Stage 6 -
Fitting the Decks and Finishing
Hazelnut has decking which forms an enclosed compartment with the
bulkheads at each end for stowage or as flotation/buoyancy. Some designs
do not have this but have a simple triangular shaped piece of plywood at
the ends called a breasthook - the fitting of either is much the same.
The decking or
breathook can simply be glued and nailed to the top of the inwales but l
prefer to sink the plywood down buy cutting a parallel strip off the top
of the gunwale equal in width to the the thickness of the deck ply.

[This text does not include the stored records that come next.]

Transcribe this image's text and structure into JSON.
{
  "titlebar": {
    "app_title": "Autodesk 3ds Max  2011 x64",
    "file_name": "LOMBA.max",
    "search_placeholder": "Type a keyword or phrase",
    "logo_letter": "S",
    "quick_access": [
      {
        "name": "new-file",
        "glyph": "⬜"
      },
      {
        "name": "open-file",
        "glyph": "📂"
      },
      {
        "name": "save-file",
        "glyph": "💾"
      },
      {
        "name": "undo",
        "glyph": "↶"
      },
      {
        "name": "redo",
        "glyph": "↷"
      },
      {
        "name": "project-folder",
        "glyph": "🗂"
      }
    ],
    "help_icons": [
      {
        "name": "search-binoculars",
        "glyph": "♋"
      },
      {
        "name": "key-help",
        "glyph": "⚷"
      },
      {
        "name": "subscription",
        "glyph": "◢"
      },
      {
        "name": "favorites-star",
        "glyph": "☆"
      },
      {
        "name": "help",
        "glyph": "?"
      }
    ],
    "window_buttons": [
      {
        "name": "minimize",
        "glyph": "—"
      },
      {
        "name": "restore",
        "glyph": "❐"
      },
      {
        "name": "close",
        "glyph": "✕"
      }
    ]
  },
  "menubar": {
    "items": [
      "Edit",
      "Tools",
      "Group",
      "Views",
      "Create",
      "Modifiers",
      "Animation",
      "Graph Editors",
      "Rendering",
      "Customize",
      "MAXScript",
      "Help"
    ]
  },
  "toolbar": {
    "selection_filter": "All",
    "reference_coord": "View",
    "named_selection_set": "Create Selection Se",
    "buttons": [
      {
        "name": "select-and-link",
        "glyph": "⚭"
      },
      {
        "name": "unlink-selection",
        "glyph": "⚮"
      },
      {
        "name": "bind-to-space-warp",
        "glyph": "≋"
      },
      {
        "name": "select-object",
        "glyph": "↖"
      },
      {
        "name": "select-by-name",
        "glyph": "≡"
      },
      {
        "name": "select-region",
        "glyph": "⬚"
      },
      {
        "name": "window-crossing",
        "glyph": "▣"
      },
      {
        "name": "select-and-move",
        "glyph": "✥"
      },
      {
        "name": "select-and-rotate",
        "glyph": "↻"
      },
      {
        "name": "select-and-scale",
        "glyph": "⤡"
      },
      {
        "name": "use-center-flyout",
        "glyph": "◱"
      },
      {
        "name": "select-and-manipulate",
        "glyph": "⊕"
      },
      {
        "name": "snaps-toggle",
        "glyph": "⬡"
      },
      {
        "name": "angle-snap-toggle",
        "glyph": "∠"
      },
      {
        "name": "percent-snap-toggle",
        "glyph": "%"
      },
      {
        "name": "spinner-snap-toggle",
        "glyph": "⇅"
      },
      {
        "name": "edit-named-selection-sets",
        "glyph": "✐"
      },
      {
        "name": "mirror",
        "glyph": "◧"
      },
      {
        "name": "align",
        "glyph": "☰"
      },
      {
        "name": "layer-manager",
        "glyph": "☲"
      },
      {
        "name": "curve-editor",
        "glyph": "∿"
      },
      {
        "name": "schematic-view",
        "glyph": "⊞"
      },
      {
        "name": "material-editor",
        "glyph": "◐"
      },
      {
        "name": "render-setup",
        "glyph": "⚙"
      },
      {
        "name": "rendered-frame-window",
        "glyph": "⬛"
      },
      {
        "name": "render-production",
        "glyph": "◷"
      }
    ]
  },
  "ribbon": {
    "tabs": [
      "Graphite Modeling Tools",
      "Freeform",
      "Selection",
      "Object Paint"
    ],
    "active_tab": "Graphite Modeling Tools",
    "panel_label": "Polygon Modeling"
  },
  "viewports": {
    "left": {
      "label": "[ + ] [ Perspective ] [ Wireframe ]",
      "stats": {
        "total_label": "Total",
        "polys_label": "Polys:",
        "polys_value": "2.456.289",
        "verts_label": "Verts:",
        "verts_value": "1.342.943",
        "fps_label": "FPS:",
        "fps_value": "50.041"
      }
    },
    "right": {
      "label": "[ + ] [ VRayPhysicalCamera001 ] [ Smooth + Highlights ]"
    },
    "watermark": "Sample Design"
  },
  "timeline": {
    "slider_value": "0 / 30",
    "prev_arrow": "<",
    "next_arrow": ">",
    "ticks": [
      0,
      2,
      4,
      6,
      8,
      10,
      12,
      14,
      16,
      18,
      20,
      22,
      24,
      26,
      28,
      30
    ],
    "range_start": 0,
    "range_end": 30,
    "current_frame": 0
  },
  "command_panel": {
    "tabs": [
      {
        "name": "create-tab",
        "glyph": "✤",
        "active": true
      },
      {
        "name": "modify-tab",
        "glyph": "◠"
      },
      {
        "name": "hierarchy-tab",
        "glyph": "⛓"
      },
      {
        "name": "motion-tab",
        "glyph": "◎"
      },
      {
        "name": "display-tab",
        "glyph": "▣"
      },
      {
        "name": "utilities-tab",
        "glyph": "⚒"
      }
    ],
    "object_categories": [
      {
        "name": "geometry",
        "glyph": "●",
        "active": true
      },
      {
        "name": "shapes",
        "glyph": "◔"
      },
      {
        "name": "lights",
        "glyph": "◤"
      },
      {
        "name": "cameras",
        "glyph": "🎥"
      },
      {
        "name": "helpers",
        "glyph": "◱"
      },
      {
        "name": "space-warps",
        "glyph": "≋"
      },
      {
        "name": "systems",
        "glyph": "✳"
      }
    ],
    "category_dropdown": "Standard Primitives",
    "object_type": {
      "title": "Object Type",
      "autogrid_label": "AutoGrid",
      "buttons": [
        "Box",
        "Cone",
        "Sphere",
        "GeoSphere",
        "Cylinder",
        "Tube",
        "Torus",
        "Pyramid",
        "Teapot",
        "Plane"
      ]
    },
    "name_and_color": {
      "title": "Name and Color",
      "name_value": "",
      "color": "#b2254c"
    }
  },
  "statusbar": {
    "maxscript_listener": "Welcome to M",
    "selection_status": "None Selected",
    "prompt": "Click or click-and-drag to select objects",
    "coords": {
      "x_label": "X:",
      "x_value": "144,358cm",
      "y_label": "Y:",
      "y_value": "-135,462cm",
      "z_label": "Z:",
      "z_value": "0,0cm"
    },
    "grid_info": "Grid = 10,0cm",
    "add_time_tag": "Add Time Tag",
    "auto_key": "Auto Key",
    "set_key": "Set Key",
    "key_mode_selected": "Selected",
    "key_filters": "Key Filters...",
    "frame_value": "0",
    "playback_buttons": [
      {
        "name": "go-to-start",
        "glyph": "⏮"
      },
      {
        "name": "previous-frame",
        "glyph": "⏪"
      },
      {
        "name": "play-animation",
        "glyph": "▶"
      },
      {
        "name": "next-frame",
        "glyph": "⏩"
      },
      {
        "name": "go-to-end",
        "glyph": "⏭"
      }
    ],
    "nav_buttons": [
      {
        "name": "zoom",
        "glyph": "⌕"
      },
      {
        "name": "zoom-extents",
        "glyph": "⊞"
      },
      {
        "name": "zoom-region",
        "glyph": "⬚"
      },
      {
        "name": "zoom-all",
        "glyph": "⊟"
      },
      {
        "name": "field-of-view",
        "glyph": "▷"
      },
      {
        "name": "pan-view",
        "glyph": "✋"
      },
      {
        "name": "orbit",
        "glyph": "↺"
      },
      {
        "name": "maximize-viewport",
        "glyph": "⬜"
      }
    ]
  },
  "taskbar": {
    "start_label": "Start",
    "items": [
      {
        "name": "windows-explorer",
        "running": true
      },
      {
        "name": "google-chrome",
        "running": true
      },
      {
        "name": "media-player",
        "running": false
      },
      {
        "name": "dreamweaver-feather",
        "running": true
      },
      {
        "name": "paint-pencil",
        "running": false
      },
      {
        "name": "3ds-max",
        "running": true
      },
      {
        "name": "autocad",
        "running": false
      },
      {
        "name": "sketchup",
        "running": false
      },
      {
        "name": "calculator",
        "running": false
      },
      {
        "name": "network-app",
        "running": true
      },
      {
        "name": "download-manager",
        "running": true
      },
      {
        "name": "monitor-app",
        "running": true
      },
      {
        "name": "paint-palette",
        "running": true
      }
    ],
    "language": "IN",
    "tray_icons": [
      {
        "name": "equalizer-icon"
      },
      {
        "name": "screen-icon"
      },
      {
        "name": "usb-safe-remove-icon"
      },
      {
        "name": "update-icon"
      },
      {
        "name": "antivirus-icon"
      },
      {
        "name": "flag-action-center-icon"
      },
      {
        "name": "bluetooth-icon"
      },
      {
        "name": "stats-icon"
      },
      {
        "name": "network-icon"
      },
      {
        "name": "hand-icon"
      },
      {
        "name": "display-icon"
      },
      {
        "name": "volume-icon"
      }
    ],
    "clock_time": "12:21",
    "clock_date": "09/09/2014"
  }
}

If
the deck/breasthook is then fitted before the outwale, the outwale will
cover up and hide the end grain of the deck/breathook.

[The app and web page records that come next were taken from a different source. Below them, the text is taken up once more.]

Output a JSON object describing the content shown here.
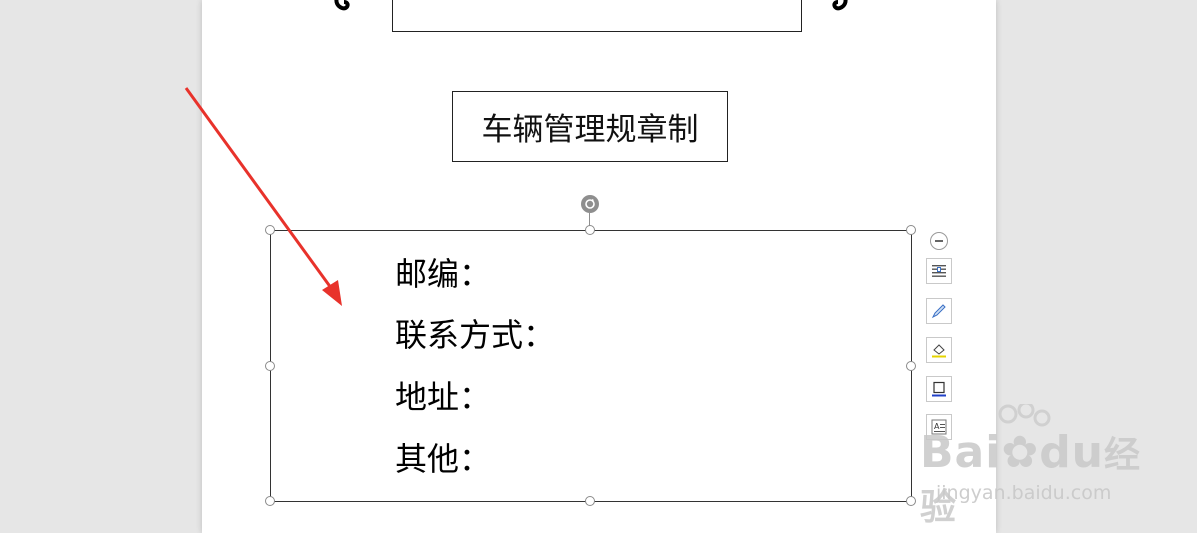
{
  "document": {
    "top_title_glyphs": "",
    "subtitle": "车辆管理规章制",
    "textbox_lines": [
      "邮编：",
      "联系方式：",
      "地址：",
      "其他："
    ]
  },
  "toolbar": {
    "icons": [
      "collapse-icon",
      "text-wrap-icon",
      "pen-icon",
      "fill-icon",
      "border-icon",
      "text-box-icon"
    ]
  },
  "watermark": {
    "brand": "Bai",
    "brand_suffix": "du",
    "jingyan": "经验",
    "url": "jingyan.baidu.com"
  },
  "colors": {
    "annotation_arrow": "#e8322b",
    "page_bg": "#ffffff",
    "canvas_bg": "#e6e6e6"
  }
}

If the wood for the inwales or outwales is under length,
join with a scarf joint—the length of the scarf is around 8 times the

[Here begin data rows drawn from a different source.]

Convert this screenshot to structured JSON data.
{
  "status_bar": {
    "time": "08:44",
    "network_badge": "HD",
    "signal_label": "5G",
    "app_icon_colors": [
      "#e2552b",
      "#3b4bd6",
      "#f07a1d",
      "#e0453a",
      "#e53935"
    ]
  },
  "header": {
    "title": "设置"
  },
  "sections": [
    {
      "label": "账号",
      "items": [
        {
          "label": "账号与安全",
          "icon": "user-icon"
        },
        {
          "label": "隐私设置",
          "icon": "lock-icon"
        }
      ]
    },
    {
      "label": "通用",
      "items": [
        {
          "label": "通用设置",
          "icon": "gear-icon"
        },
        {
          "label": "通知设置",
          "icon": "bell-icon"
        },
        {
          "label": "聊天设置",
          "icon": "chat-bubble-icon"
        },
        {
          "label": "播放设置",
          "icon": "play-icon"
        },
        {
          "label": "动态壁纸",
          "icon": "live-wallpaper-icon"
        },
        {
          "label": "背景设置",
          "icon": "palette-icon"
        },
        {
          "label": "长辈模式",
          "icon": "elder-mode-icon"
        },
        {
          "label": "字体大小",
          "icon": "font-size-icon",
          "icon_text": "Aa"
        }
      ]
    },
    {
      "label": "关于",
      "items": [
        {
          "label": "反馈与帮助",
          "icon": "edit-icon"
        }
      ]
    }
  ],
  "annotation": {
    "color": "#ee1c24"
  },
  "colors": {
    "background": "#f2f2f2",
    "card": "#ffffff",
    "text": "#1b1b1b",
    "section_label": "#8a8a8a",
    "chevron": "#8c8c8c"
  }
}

wood thickness—mark it on both pieces, clamp them side by side and cut
I am going to
sink the decks down so that their top is flush with the top of the
means that the edge of the ply deck will be covered when l fit the
outwale in place. Start by marking the depth of gunwale to be removed
(thickness of the ply deck), make a saw cut and use a chisel to start
pairing the waste material away.
Most of the waste material can be removed with a jig-saw.
Cut and fit the deck beams at the top of the bulkheads.
Cut pieces of ply for the decking over-size, mark
with a pencil, remove, trim and cut the round shape into the back of the
deck where it overhangs the bulkhead.
Cut and glue wood blocks under the deck to take the fastenings for the
Glue and nail the decks in place and finally trim with a block plane
completed all the woodwork, we can now finish the canoe with paint and
varnish - my standard finish is varnish on the inside of the canoe
including inwales and outwales and deck and paint for the outside of the
hull. Unless the canoe is destined for a Show, I use exterior household
start, make sure the epoxies are fully cured - this may mean leaving
them for week or more - if you do not do this, the varnish and paints
you apply will not dry.
I start by using
the mouse sander with the heaviest grit paper l can buy and use this to
grind the inside chine tapes so that the hard bump on the edges of the
tape is removed. I then go over everything with a medium sandpaper
followed by a fine finishing paper. Everything is cleaned and all dust
carefully removed and I then apply the varnish. In the Uk you can get
International Yacht Varnish at places like B&Q and this is an
excellent tough product - l use 5 coats, snading lightly between each
After 5 coats of yacht varnish - if the first coat of varnish does not
go off (because the epoxy is not fully cured) leave for 24hours, wash
with white spirit, dry and lightly sand and apply another coat.
Although not coated overall with epoxy on the inside, the epoxy resin
stains more or less disappear with several coats of a good varnish.
comes the preparation and painting of the outside of the hull - if the
outside chine seams have been taped, it will look a mess to start with
but can be made very smooth so that the tape disappears with the
following process :-
a. Grind the tapes with a heavy grit paper on the mouse sander and belt
b. Apply epoxy mixed with a lightweight filler (I used WEST 407) using a wide knife along
the edges of the tape - allow to cure properly and then sand.
c. After the epoxy filler etc is well and truly cured, paint with an
exterior household wood primer.
d. When dry, use a good quality household filler (see below) applied
with a wide knife.
e. Sand and paint a first coat of under coat - repeat stages d and e 2-3
f. Sand and apply 2 coats of gloss.
Having dealt with the worst of the bumps with the lightweight epoxy
filler and given the hull a coat of primer/undercoat I use a good
quality exterior household filler applied with a wide knife. Most of the
popular and well known fillers available are much too soft and disappear
when sanded - I found "Ever Build" All Purpose Ready Mixed
Filler (www.everbuild.co.uk) at my local store (Leakes) which is
excellent and is as close as l can get to some of the fillers we used to
use in the Boat Yards.
Make sure that the bow and stern curves are nice and fair before you
start finishing - next stop, the water!